BRIEF
Your copy of the listing must be exact and must hold no images.

MATERIAL TO PROCESS
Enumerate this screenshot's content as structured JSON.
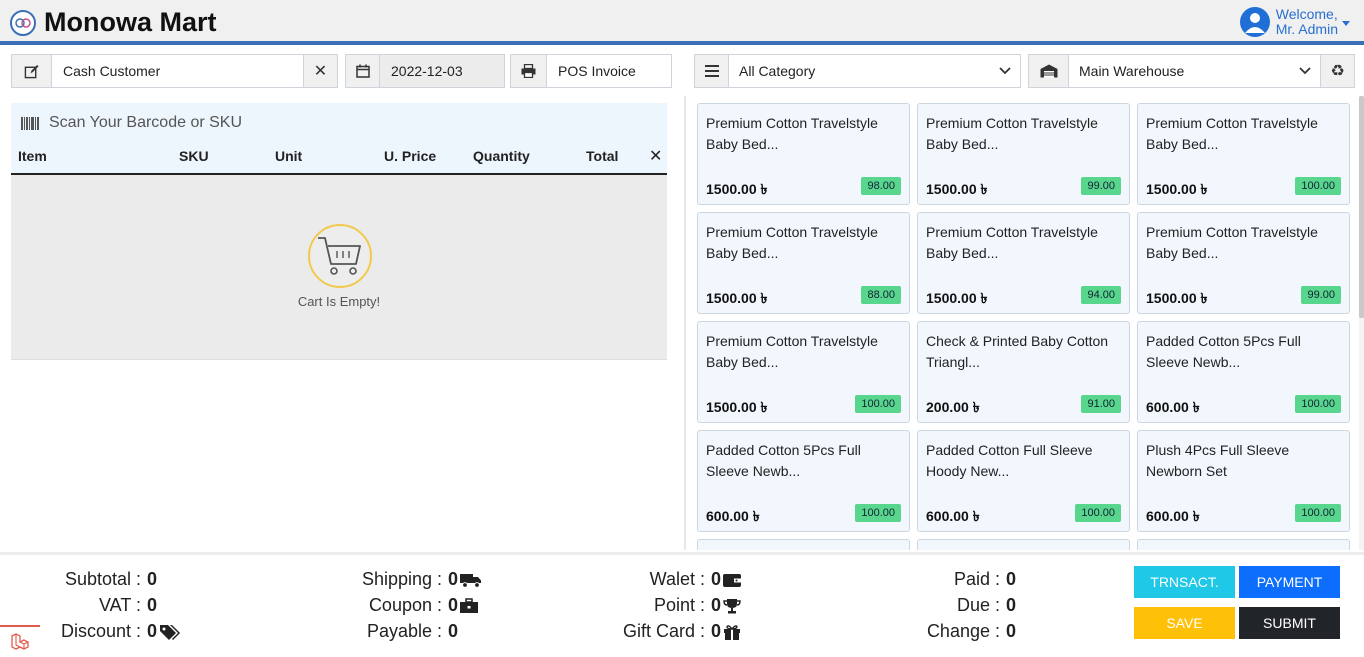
{
  "header": {
    "brand_name": "Monowa Mart",
    "welcome_line1": "Welcome,",
    "welcome_line2": "Mr. Admin"
  },
  "toolbar": {
    "customer": "Cash Customer",
    "date": "2022-12-03",
    "invoice_type": "POS Invoice",
    "category": "All Category",
    "warehouse": "Main Warehouse"
  },
  "cart": {
    "scan_placeholder": "Scan Your Barcode or SKU",
    "columns": [
      "Item",
      "SKU",
      "Unit",
      "U. Price",
      "Quantity",
      "Total"
    ],
    "remove_all_symbol": "✕",
    "empty_text": "Cart Is Empty!"
  },
  "products": [
    {
      "name": "Premium Cotton Travelstyle Baby Bed...",
      "price": "1500.00 ৳",
      "stock": "98.00"
    },
    {
      "name": "Premium Cotton Travelstyle Baby Bed...",
      "price": "1500.00 ৳",
      "stock": "99.00"
    },
    {
      "name": "Premium Cotton Travelstyle Baby Bed...",
      "price": "1500.00 ৳",
      "stock": "100.00"
    },
    {
      "name": "Premium Cotton Travelstyle Baby Bed...",
      "price": "1500.00 ৳",
      "stock": "88.00"
    },
    {
      "name": "Premium Cotton Travelstyle Baby Bed...",
      "price": "1500.00 ৳",
      "stock": "94.00"
    },
    {
      "name": "Premium Cotton Travelstyle Baby Bed...",
      "price": "1500.00 ৳",
      "stock": "99.00"
    },
    {
      "name": "Premium Cotton Travelstyle Baby Bed...",
      "price": "1500.00 ৳",
      "stock": "100.00"
    },
    {
      "name": "Check & Printed Baby Cotton Triangl...",
      "price": "200.00 ৳",
      "stock": "91.00"
    },
    {
      "name": "Padded Cotton 5Pcs Full Sleeve Newb...",
      "price": "600.00 ৳",
      "stock": "100.00"
    },
    {
      "name": "Padded Cotton 5Pcs Full Sleeve Newb...",
      "price": "600.00 ৳",
      "stock": "100.00"
    },
    {
      "name": "Padded Cotton Full Sleeve Hoody New...",
      "price": "600.00 ৳",
      "stock": "100.00"
    },
    {
      "name": "Plush 4Pcs Full Sleeve Newborn Set",
      "price": "600.00 ৳",
      "stock": "100.00"
    },
    {
      "name": "",
      "price": "",
      "stock": ""
    },
    {
      "name": "",
      "price": "",
      "stock": ""
    },
    {
      "name": "",
      "price": "",
      "stock": ""
    }
  ],
  "summary": {
    "subtotal_label": "Subtotal :",
    "subtotal": "0",
    "vat_label": "VAT :",
    "vat": "0",
    "discount_label": "Discount :",
    "discount": "0",
    "shipping_label": "Shipping :",
    "shipping": "0",
    "coupon_label": "Coupon :",
    "coupon": "0",
    "payable_label": "Payable :",
    "payable": "0",
    "wallet_label": "Walet :",
    "wallet": "0",
    "point_label": "Point :",
    "point": "0",
    "giftcard_label": "Gift Card :",
    "giftcard": "0",
    "paid_label": "Paid :",
    "paid": "0",
    "due_label": "Due :",
    "due": "0",
    "change_label": "Change :",
    "change": "0"
  },
  "buttons": {
    "transaction": "TRNSACT.",
    "payment": "PAYMENT",
    "save": "SAVE",
    "submit": "SUBMIT"
  },
  "colors": {
    "accent": "#3b6fb6",
    "stock_badge": "#58d68d",
    "transaction_btn": "#1ec8e6",
    "payment_btn": "#0d6efd",
    "save_btn": "#ffc107",
    "submit_btn": "#212529"
  },
  "icons": {
    "customer": "edit-icon",
    "date": "calendar-icon",
    "invoice": "printer-icon",
    "category": "list-icon",
    "warehouse": "warehouse-icon",
    "reset": "recycle-icon",
    "scan": "barcode-icon",
    "empty_cart": "cart-icon"
  }
}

OUTPUT FOR THIS EXERCISE
Enumerate this screenshot's content as structured JSON.
{
  "header": {
    "brand_name": "Monowa Mart",
    "welcome_line1": "Welcome,",
    "welcome_line2": "Mr. Admin"
  },
  "toolbar": {
    "customer": "Cash Customer",
    "date": "2022-12-03",
    "invoice_type": "POS Invoice",
    "category": "All Category",
    "warehouse": "Main Warehouse"
  },
  "cart": {
    "scan_placeholder": "Scan Your Barcode or SKU",
    "columns": [
      "Item",
      "SKU",
      "Unit",
      "U. Price",
      "Quantity",
      "Total"
    ],
    "remove_all_symbol": "✕",
    "empty_text": "Cart Is Empty!"
  },
  "products": [
    {
      "name": "Premium Cotton Travelstyle Baby Bed...",
      "price": "1500.00 ৳",
      "stock": "98.00"
    },
    {
      "name": "Premium Cotton Travelstyle Baby Bed...",
      "price": "1500.00 ৳",
      "stock": "99.00"
    },
    {
      "name": "Premium Cotton Travelstyle Baby Bed...",
      "price": "1500.00 ৳",
      "stock": "100.00"
    },
    {
      "name": "Premium Cotton Travelstyle Baby Bed...",
      "price": "1500.00 ৳",
      "stock": "88.00"
    },
    {
      "name": "Premium Cotton Travelstyle Baby Bed...",
      "price": "1500.00 ৳",
      "stock": "94.00"
    },
    {
      "name": "Premium Cotton Travelstyle Baby Bed...",
      "price": "1500.00 ৳",
      "stock": "99.00"
    },
    {
      "name": "Premium Cotton Travelstyle Baby Bed...",
      "price": "1500.00 ৳",
      "stock": "100.00"
    },
    {
      "name": "Check & Printed Baby Cotton Triangl...",
      "price": "200.00 ৳",
      "stock": "91.00"
    },
    {
      "name": "Padded Cotton 5Pcs Full Sleeve Newb...",
      "price": "600.00 ৳",
      "stock": "100.00"
    },
    {
      "name": "Padded Cotton 5Pcs Full Sleeve Newb...",
      "price": "600.00 ৳",
      "stock": "100.00"
    },
    {
      "name": "Padded Cotton Full Sleeve Hoody New...",
      "price": "600.00 ৳",
      "stock": "100.00"
    },
    {
      "name": "Plush 4Pcs Full Sleeve Newborn Set",
      "price": "600.00 ৳",
      "stock": "100.00"
    },
    {
      "name": "",
      "price": "",
      "stock": ""
    },
    {
      "name": "",
      "price": "",
      "stock": ""
    },
    {
      "name": "",
      "price": "",
      "stock": ""
    }
  ],
  "summary": {
    "subtotal_label": "Subtotal :",
    "subtotal": "0",
    "vat_label": "VAT :",
    "vat": "0",
    "discount_label": "Discount :",
    "discount": "0",
    "shipping_label": "Shipping :",
    "shipping": "0",
    "coupon_label": "Coupon :",
    "coupon": "0",
    "payable_label": "Payable :",
    "payable": "0",
    "wallet_label": "Walet :",
    "wallet": "0",
    "point_label": "Point :",
    "point": "0",
    "giftcard_label": "Gift Card :",
    "giftcard": "0",
    "paid_label": "Paid :",
    "paid": "0",
    "due_label": "Due :",
    "due": "0",
    "change_label": "Change :",
    "change": "0"
  },
  "buttons": {
    "transaction": "TRNSACT.",
    "payment": "PAYMENT",
    "save": "SAVE",
    "submit": "SUBMIT"
  },
  "colors": {
    "accent": "#3b6fb6",
    "stock_badge": "#58d68d",
    "transaction_btn": "#1ec8e6",
    "payment_btn": "#0d6efd",
    "save_btn": "#ffc107",
    "submit_btn": "#212529"
  },
  "icons": {
    "customer": "edit-icon",
    "date": "calendar-icon",
    "invoice": "printer-icon",
    "category": "list-icon",
    "warehouse": "warehouse-icon",
    "reset": "recycle-icon",
    "scan": "barcode-icon",
    "empty_cart": "cart-icon"
  }
}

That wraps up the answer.